Data to use:
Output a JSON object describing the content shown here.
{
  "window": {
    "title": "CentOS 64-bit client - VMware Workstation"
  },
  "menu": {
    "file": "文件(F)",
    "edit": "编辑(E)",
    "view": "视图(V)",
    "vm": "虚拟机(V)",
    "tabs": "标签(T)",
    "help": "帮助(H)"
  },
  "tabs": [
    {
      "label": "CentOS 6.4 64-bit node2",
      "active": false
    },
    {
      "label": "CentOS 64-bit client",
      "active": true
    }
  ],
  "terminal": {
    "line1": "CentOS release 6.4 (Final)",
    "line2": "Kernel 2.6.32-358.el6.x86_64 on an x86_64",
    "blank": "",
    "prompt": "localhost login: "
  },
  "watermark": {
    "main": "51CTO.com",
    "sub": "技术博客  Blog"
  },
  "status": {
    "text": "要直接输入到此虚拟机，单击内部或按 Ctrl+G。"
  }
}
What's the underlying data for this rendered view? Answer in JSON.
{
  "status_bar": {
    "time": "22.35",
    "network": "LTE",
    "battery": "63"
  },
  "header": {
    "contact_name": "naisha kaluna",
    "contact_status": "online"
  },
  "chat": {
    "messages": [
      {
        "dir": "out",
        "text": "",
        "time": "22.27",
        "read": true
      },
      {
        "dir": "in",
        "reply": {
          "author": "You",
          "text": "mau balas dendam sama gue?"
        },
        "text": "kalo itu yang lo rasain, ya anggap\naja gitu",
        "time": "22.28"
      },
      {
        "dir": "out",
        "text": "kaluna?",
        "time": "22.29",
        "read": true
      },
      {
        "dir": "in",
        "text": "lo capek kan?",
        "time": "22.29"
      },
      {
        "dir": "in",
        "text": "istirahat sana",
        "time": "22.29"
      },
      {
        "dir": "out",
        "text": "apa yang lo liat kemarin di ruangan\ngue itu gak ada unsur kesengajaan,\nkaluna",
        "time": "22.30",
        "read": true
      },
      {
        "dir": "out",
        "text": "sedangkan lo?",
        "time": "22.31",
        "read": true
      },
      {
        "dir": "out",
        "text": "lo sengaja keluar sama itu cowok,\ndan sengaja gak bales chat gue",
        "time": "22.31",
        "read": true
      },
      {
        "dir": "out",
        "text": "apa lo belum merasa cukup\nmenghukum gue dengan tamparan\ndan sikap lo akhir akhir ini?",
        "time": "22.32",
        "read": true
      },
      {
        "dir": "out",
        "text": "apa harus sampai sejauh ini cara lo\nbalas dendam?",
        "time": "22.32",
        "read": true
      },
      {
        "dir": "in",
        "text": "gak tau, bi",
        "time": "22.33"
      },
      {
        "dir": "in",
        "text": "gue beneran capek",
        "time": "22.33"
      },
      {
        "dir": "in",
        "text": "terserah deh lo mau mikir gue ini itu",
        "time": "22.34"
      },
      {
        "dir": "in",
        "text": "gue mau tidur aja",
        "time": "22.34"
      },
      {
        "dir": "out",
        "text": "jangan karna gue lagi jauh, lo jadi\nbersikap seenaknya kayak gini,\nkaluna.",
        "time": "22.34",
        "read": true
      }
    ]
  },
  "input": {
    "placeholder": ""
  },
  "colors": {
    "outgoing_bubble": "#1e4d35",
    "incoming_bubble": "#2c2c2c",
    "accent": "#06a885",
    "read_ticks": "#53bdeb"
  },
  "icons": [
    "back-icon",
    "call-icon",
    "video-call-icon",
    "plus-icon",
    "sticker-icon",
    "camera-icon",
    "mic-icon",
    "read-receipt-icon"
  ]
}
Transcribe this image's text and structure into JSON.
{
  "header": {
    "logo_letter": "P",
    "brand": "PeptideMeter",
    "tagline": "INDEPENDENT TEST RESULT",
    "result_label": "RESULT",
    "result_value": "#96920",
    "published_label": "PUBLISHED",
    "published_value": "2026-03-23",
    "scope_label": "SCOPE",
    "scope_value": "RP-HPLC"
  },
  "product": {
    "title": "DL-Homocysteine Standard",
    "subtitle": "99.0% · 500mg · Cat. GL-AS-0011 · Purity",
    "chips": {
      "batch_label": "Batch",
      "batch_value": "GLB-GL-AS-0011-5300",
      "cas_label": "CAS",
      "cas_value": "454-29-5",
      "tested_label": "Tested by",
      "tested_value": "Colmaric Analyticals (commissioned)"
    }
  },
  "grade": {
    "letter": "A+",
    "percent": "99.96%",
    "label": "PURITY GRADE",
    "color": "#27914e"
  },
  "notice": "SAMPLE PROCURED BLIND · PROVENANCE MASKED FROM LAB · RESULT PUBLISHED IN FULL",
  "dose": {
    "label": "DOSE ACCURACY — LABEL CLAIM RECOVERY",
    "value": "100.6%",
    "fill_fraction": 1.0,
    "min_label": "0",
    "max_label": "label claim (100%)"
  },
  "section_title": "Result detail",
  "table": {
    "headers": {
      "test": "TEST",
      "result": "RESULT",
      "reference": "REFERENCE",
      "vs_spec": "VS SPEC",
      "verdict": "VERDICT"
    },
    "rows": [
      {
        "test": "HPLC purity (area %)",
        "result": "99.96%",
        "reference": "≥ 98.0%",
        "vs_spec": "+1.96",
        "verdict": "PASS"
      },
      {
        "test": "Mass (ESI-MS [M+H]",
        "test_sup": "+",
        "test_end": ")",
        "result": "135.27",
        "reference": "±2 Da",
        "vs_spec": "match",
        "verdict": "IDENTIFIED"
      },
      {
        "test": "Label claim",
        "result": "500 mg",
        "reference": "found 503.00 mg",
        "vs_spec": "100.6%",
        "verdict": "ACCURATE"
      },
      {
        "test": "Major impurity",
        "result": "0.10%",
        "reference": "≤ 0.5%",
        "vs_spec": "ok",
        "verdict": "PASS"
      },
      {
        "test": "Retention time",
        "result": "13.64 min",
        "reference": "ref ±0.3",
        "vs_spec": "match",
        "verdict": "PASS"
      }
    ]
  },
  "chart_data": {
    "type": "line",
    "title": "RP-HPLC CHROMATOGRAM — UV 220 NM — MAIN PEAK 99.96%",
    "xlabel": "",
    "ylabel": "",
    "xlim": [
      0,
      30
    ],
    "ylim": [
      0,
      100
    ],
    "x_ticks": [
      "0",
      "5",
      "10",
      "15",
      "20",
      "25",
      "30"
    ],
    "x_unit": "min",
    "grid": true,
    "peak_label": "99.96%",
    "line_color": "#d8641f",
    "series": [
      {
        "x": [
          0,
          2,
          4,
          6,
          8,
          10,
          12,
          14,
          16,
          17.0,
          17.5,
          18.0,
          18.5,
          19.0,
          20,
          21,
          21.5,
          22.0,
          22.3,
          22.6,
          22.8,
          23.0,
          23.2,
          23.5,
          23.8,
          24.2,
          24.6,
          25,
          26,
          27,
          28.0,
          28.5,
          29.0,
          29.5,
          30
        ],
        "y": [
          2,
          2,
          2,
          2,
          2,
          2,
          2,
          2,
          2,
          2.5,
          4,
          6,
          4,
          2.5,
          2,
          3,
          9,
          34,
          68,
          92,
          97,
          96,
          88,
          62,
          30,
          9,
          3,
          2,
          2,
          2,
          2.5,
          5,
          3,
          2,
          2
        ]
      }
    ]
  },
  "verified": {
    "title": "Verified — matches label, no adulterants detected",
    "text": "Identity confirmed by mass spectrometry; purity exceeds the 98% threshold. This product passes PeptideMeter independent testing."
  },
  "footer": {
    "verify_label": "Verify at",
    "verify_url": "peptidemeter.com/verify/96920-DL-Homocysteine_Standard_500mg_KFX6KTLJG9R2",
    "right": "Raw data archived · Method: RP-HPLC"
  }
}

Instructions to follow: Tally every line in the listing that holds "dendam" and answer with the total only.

Result below: 2